Note that Aaron had to deal with his own sin (bullock) before offering the goats (Lev 1611-14), while Christ was sinless, and offered one sacrifice, once for all (Heb 10) and therefore God could say "This is my beloved son in whom I am well please" which could never be said of Aaron.
Atonement is mentioned 49 (7x7) times in the book of Leviticus (i.e. the book of priests) and is a foreshadow of Christ.
Christ fully met the needs of atonement on the cross.
We see the worthiness of the Lord Jesus Christ in this sacrifice.
We see that the guilt of sin is entirely dealt with by Christ.
It is the blood of Christ that ensures salvation of the Church. All rests on the blood He shed at the cross. It is the blood which speaks peace to our heart and to our conscience.
The blood has been sprinkled before God's throne.
The Day of Atonement speaks of rest to Israel when they mourn Him they pieced.
Sin entered the world by one man: Romans 5:12
Wages of sin is death: Romans. 6:23 (NKJV)
Death came by man: 1 Cor. 15:21- 22 (NKJV)
Blood is life: Genesis 9:4, Leviticus 17:11 (Also John 6)
Death will be destroyed 1 Cor. 15:26 (NKJV)
Creation waits for Christ - groaning Romans 8:19-22
The Gospel is needed by all creatures Mark 16:15 (NIV)
Salvation brings the wolf and the lion together: Isa. 65:25 (NKJV)
The victory: 1 Cor. 15:56 - 58 (NKJV)

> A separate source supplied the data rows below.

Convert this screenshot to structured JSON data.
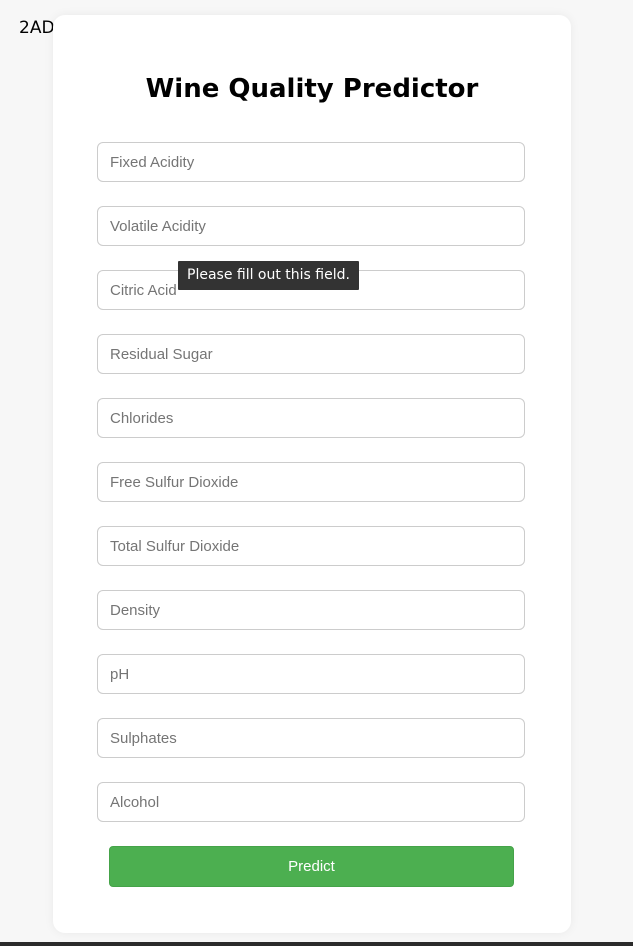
{
  "corner_label": "2AD",
  "form": {
    "title": "Wine Quality Predictor",
    "fields": [
      {
        "placeholder": "Fixed Acidity",
        "value": ""
      },
      {
        "placeholder": "Volatile Acidity",
        "value": ""
      },
      {
        "placeholder": "Citric Acid",
        "value": ""
      },
      {
        "placeholder": "Residual Sugar",
        "value": ""
      },
      {
        "placeholder": "Chlorides",
        "value": ""
      },
      {
        "placeholder": "Free Sulfur Dioxide",
        "value": ""
      },
      {
        "placeholder": "Total Sulfur Dioxide",
        "value": ""
      },
      {
        "placeholder": "Density",
        "value": ""
      },
      {
        "placeholder": "pH",
        "value": ""
      },
      {
        "placeholder": "Sulphates",
        "value": ""
      },
      {
        "placeholder": "Alcohol",
        "value": ""
      }
    ],
    "submit_label": "Predict"
  },
  "validation_tooltip": "Please fill out this field.",
  "colors": {
    "button": "#4caf50",
    "background": "#f7f7f7",
    "card": "#ffffff"
  }
}
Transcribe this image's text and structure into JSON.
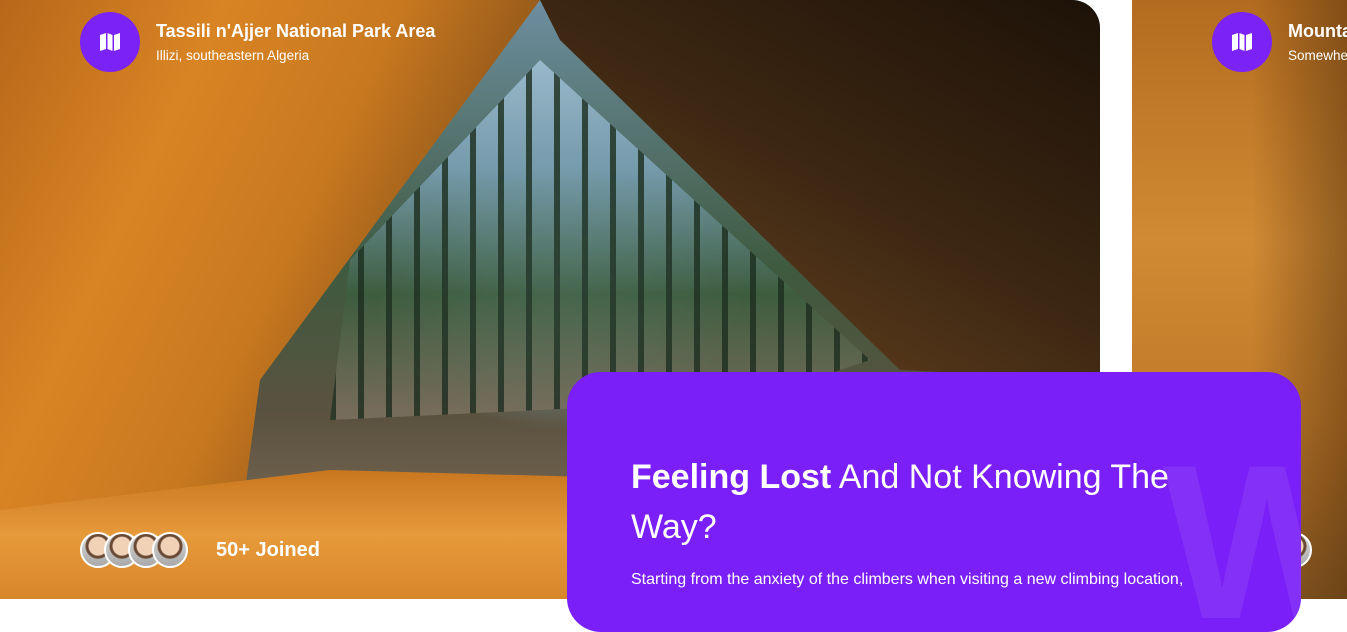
{
  "main_card": {
    "location_title": "Tassili n'Ajjer National Park Area",
    "location_subtitle": "Illizi, southeastern Algeria",
    "joined_label": "50+ Joined",
    "icon": "map-icon"
  },
  "next_card": {
    "location_title": "Mounta",
    "location_subtitle": "Somewhe",
    "icon": "map-icon"
  },
  "promo": {
    "heading_strong": "Feeling Lost",
    "heading_rest": " And Not Knowing The Way?",
    "body": "Starting from the anxiety of the climbers when visiting a new climbing location,",
    "watermark": "W"
  },
  "colors": {
    "accent": "#7a1ff7",
    "icon_bg": "#7b22f6",
    "text": "#ffffff"
  }
}
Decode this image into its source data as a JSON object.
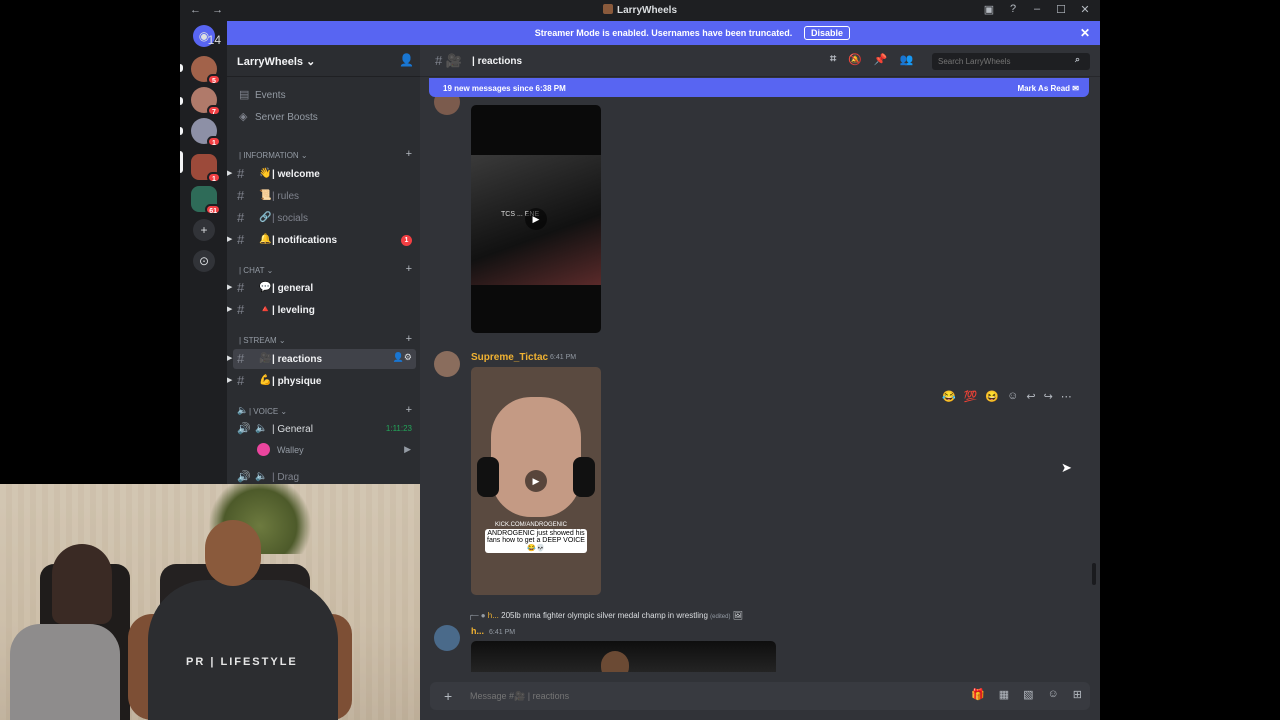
{
  "window": {
    "title": "LarryWheels",
    "nav_back": "←",
    "nav_forward": "→",
    "controls": [
      "▣",
      "?",
      "–",
      "☐",
      "✕"
    ]
  },
  "banner": {
    "text": "Streamer Mode is enabled. Usernames have been truncated.",
    "disable_label": "Disable",
    "close": "✕"
  },
  "guilds": [
    {
      "badge": "14"
    },
    {
      "badge": "5"
    },
    {
      "badge": "7"
    },
    {
      "badge": "1"
    },
    {
      "badge": "1"
    },
    {
      "badge": "61"
    }
  ],
  "server": {
    "name": "LarryWheels ⌄",
    "events": "Events",
    "boosts": "Server Boosts"
  },
  "categories": {
    "information": "| INFORMATION ⌄",
    "chat": "| CHAT ⌄",
    "stream": "| STREAM ⌄",
    "voice": "| VOICE ⌄"
  },
  "channels": {
    "welcome": {
      "emoji": "👋",
      "label": "| welcome"
    },
    "rules": {
      "emoji": "📜",
      "label": "| rules"
    },
    "socials": {
      "emoji": "🔗",
      "label": "| socials"
    },
    "notifications": {
      "emoji": "🔔",
      "label": "| notifications",
      "badge": "1"
    },
    "general": {
      "emoji": "💬",
      "label": "| general"
    },
    "leveling": {
      "emoji": "🔺",
      "label": "| leveling"
    },
    "reactions": {
      "emoji": "🎥",
      "label": "| reactions"
    },
    "physique": {
      "emoji": "💪",
      "label": "| physique"
    },
    "voice_general": {
      "label": "| General",
      "time": "1:11:23"
    },
    "voice_user": "Walley",
    "drag": {
      "label": "| Drag"
    }
  },
  "header": {
    "channel": "| reactions",
    "search_placeholder": "Search LarryWheels"
  },
  "new_messages": {
    "text": "19 new messages since 6:38 PM",
    "mark_read": "Mark As Read"
  },
  "messages": [
    {
      "overlay_text": "TCS ... ENE"
    },
    {
      "username": "Supreme_Tictac",
      "time": "6:41 PM",
      "caption": "ANDROGENIC just showed his fans how to get a DEEP VOICE 😂💀",
      "link": "KICK.COM/ANDROGENIC"
    },
    {
      "username": "h...",
      "time": "6:41 PM",
      "reply_text": "205lb mma fighter olympic silver medal champ in wrestling",
      "reply_user": "h...",
      "edited": "(edited)"
    }
  ],
  "hover_reactions": [
    "😂",
    "💯",
    "😆"
  ],
  "composer": {
    "placeholder": "Message #🎥 | reactions"
  },
  "webcam": {
    "shirt_text": "PR | LIFESTYLE"
  },
  "colors": {
    "blurple": "#5865f2",
    "username_gold": "#f0b232",
    "danger_red": "#f23f43",
    "voice_green": "#23a559"
  }
}
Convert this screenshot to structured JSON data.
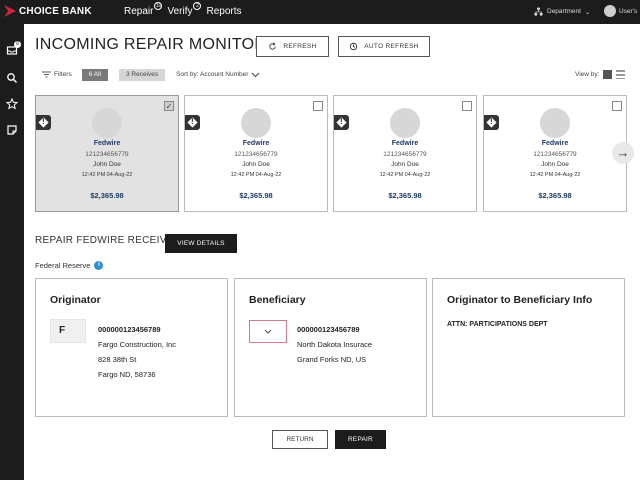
{
  "app": {
    "logo_text": "CHOICE BANK",
    "brand_color": "#d0243c"
  },
  "nav": {
    "items": [
      {
        "label": "Repair",
        "badge": "10"
      },
      {
        "label": "Verify",
        "badge": "2"
      },
      {
        "label": "Reports",
        "badge": ""
      }
    ]
  },
  "header": {
    "department_label": "Department",
    "user_label": "User's"
  },
  "sidebar": {
    "icons": [
      "inbox-icon",
      "search-icon",
      "star-icon",
      "note-icon"
    ],
    "inbox_badge": "8"
  },
  "page": {
    "title": "INCOMING REPAIR MONITOR",
    "refresh_label": "REFRESH",
    "auto_refresh_label": "AUTO REFRESH"
  },
  "filters": {
    "label": "Filters",
    "chip_all": "6 All",
    "chip_receives": "3 Receives",
    "sort_label": "Sort by: Account Number",
    "view_by_label": "View by:"
  },
  "cards": [
    {
      "type": "Fedwire",
      "account": "121234656779",
      "name": "John Doe",
      "time": "12:42 PM 04-Aug-22",
      "amount": "$2,365.98",
      "selected": true
    },
    {
      "type": "Fedwire",
      "account": "121234656779",
      "name": "John Doe",
      "time": "12:42 PM 04-Aug-22",
      "amount": "$2,365.98",
      "selected": false
    },
    {
      "type": "Fedwire",
      "account": "121234656779",
      "name": "John Doe",
      "time": "12:42 PM 04-Aug-22",
      "amount": "$2,365.98",
      "selected": false
    },
    {
      "type": "Fedwire",
      "account": "121234656779",
      "name": "John Doe",
      "time": "12:42 PM 04-Aug-22",
      "amount": "$2,365.98",
      "selected": false
    }
  ],
  "detail": {
    "section_title": "REPAIR FEDWIRE RECEIVE",
    "view_details_label": "VIEW DETAILS",
    "federal_reserve_label": "Federal Reserve",
    "info_glyph": "i"
  },
  "originator": {
    "title": "Originator",
    "select_value": "F",
    "account": "000000123456789",
    "line1": "Fargo Construction, Inc",
    "line2": "828 38th St",
    "line3": "Fargo ND, 58736"
  },
  "beneficiary": {
    "title": "Beneficiary",
    "account": "000000123456789",
    "line1": "North Dakota Insurace",
    "line2": "Grand Forks ND, US"
  },
  "info_panel": {
    "title": "Originator to Beneficiary Info",
    "text": "ATTN: PARTICIPATIONS DEPT"
  },
  "actions": {
    "return_label": "RETURN",
    "repair_label": "REPAIR"
  }
}
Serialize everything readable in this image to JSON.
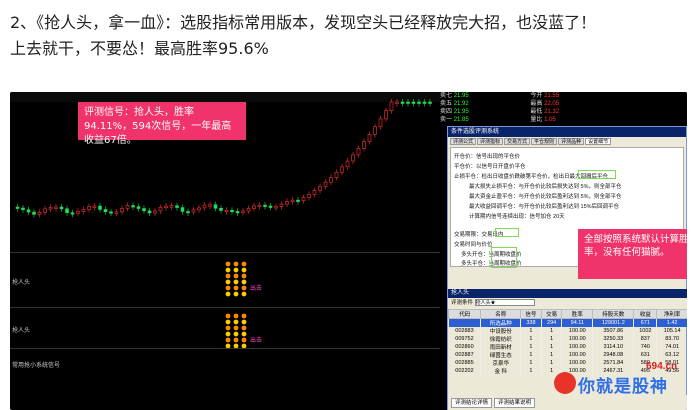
{
  "article": {
    "line1": "2、《抢人头，拿一血》：选股指标常用版本，发现空头已经释放完大招，也没蓝了！",
    "line2": "上去就干，不要怂！最高胜率95.6%"
  },
  "callouts": {
    "top": "评测信号：抢人头，胜率94.11%，594次信号，一年最高收益67倍。",
    "right": "全部按照系统默认计算胜率，没有任何猫腻。"
  },
  "chart": {
    "panel1_label": "抢人头",
    "panel2_label": "抢人头",
    "panel3_label": "常用抢小系统信号",
    "buy_marker": "出击",
    "colors": {
      "up": "#ff3333",
      "down": "#22dd55",
      "bg": "#000000",
      "marker": "#ffcc00",
      "pink": "#ff44cc"
    }
  },
  "quote": {
    "rows": [
      [
        "卖七",
        "21.95",
        "",
        "今开",
        "21.55"
      ],
      [
        "卖五",
        "21.92",
        "",
        "最高",
        "22.05"
      ],
      [
        "卖四",
        "21.95",
        "",
        "最低",
        "21.32"
      ],
      [
        "卖一",
        "21.85",
        "",
        "量比",
        "1.05"
      ]
    ]
  },
  "dialog": {
    "title": "条件选股评测系统",
    "tabs": [
      "评测公式",
      "评测指标",
      "交易方式",
      "平仓规则",
      "评测品种",
      "设置细节"
    ],
    "options": [
      "开仓价：信号出现的平仓价",
      "平仓价：以信号日开盘价平仓",
      "止损平仓：检出日收盘价跌破第平仓价，检出日最大回撤后平仓",
      "最大损失止损平仓：与开仓价比较后损失达到 5%，则全部平仓",
      "最大资金止盈平仓：与开仓价比较后盈利达到 5%，则全部平仓",
      "最大收益回调平仓：与开仓价比较后盈利达到 15%后回调平仓",
      "计算期内信号连续出现：信号加仓 20天",
      "交易期限：交易日内",
      "交易时间与价位",
      "多头开仓：当周期收盘价",
      "多头平仓：当周期收盘价",
      "空头开仓：当周期收盘价",
      "空头平仓：当周期收盘价"
    ],
    "results_title": "抢人头",
    "formula_label": "评测条件",
    "formula_value": "抢人头★",
    "columns": [
      "代码",
      "名称",
      "信号",
      "交易",
      "胜率",
      "持股天数",
      "收益",
      "净利率"
    ],
    "rows": [
      [
        "",
        "所选品种",
        "338",
        "294",
        "94.11",
        "129001.2",
        "671",
        "1.42"
      ],
      [
        "002883",
        "中设股份",
        "1",
        "1",
        "100.00",
        "3507.86",
        "1002",
        "105.14"
      ],
      [
        "009752",
        "徐霞纺织",
        "1",
        "1",
        "100.00",
        "3250.33",
        "837",
        "83.70"
      ],
      [
        "002860",
        "雨田新材",
        "1",
        "1",
        "100.00",
        "3114.10",
        "740",
        "74.01"
      ],
      [
        "002887",
        "绿茵生态",
        "1",
        "1",
        "100.00",
        "2948.08",
        "631",
        "63.12"
      ],
      [
        "002885",
        "京泉华",
        "1",
        "1",
        "100.00",
        "2571.84",
        "580",
        "58.01"
      ],
      [
        "002202",
        "金 科",
        "1",
        "1",
        "100.00",
        "2467.31",
        "495",
        "49.56"
      ]
    ],
    "bottom_tabs": [
      "评测结论详情",
      "评测结果说明"
    ]
  },
  "watermark": {
    "brand": "你就是股神",
    "site": "694.cn"
  }
}
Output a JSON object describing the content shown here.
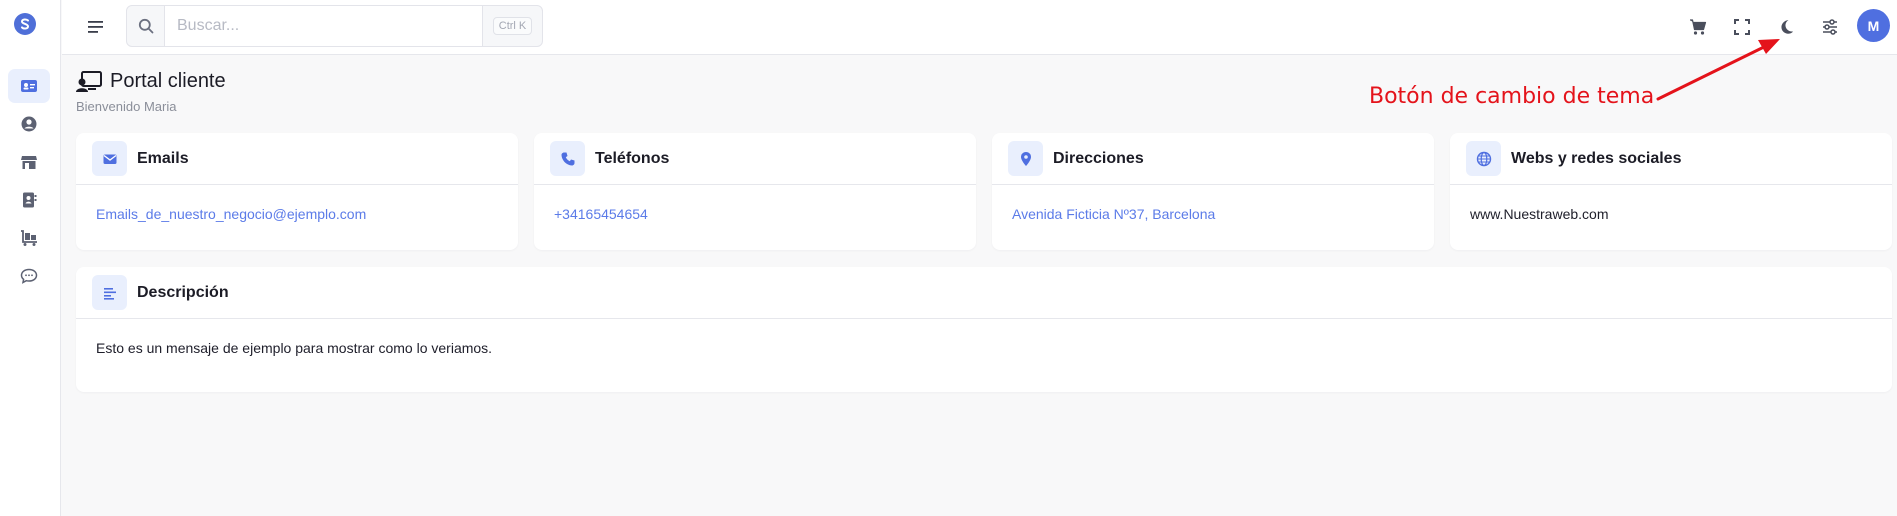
{
  "header": {
    "search_placeholder": "Buscar...",
    "search_shortcut": "Ctrl K",
    "avatar_initial": "M"
  },
  "page": {
    "title": "Portal cliente",
    "subtitle": "Bienvenido Maria"
  },
  "annotation": {
    "text": "Botón de cambio de tema"
  },
  "cards": {
    "emails": {
      "title": "Emails",
      "value": "Emails_de_nuestro_negocio@ejemplo.com"
    },
    "phones": {
      "title": "Teléfonos",
      "value": "+34165454654"
    },
    "addresses": {
      "title": "Direcciones",
      "value": "Avenida Ficticia Nº37, Barcelona"
    },
    "webs": {
      "title": "Webs y redes sociales",
      "value": "www.Nuestraweb.com"
    },
    "description": {
      "title": "Descripción",
      "value": "Esto es un mensaje de ejemplo para mostrar como lo veriamos."
    }
  },
  "colors": {
    "accent": "#4f6fe0",
    "link": "#5b7be8",
    "annotation": "#e4131b",
    "icon_bg": "#e9effd"
  },
  "icons": {
    "sidebar": [
      "contact-card-icon",
      "user-circle-icon",
      "store-icon",
      "address-book-icon",
      "cart-dolly-icon",
      "chat-icon"
    ],
    "header": [
      "cart-icon",
      "fullscreen-icon",
      "moon-icon",
      "sliders-icon"
    ]
  }
}
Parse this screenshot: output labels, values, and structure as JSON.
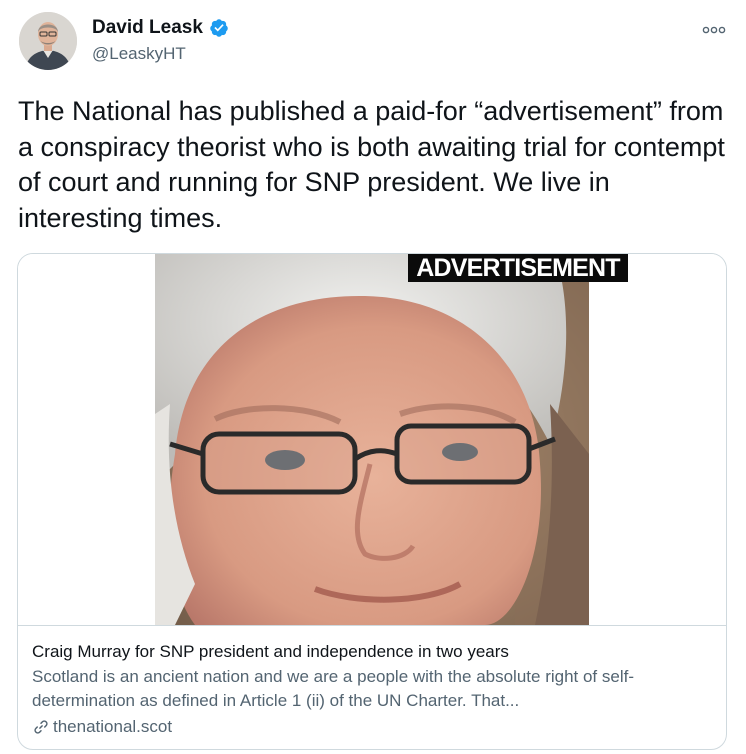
{
  "author": {
    "name": "David Leask",
    "handle": "@LeaskyHT",
    "verified": true
  },
  "tweet": {
    "text": "The National has published a paid-for “advertisement” from a conspiracy theorist who is both awaiting trial for contempt of court and running for SNP president. We live in interesting times."
  },
  "card": {
    "banner": "ADVERTISEMENT",
    "title": "Craig Murray for SNP president and independence in two years",
    "description": "Scotland is an ancient nation and we are a people with the absolute right of self-determination as defined in Article 1 (ii) of the UN Charter. That...",
    "domain": "thenational.scot"
  },
  "icons": {
    "verified": "verified-badge-icon",
    "more": "more-options-icon",
    "link": "link-icon"
  },
  "colors": {
    "text_primary": "#0f1419",
    "text_secondary": "#536471",
    "verified_blue": "#1d9bf0",
    "border": "#cfd9de"
  }
}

 These are but very brief notes: other worthy scholars have made available considerable descriptions of these activities. One notable scholar is CHM Mackintosh whose "Notes on the Pentateuch" is a valuable and worthy study.
 Note that it is only the New International Version of the Bible that renders this phrase the "Most Holy Place" in Leviticus 16. The better rendition is the "Holy Place (or sanctuary - see verse 33) inside the veil". However, the term is used on Exodus 2634 in the KJV and elsewhere.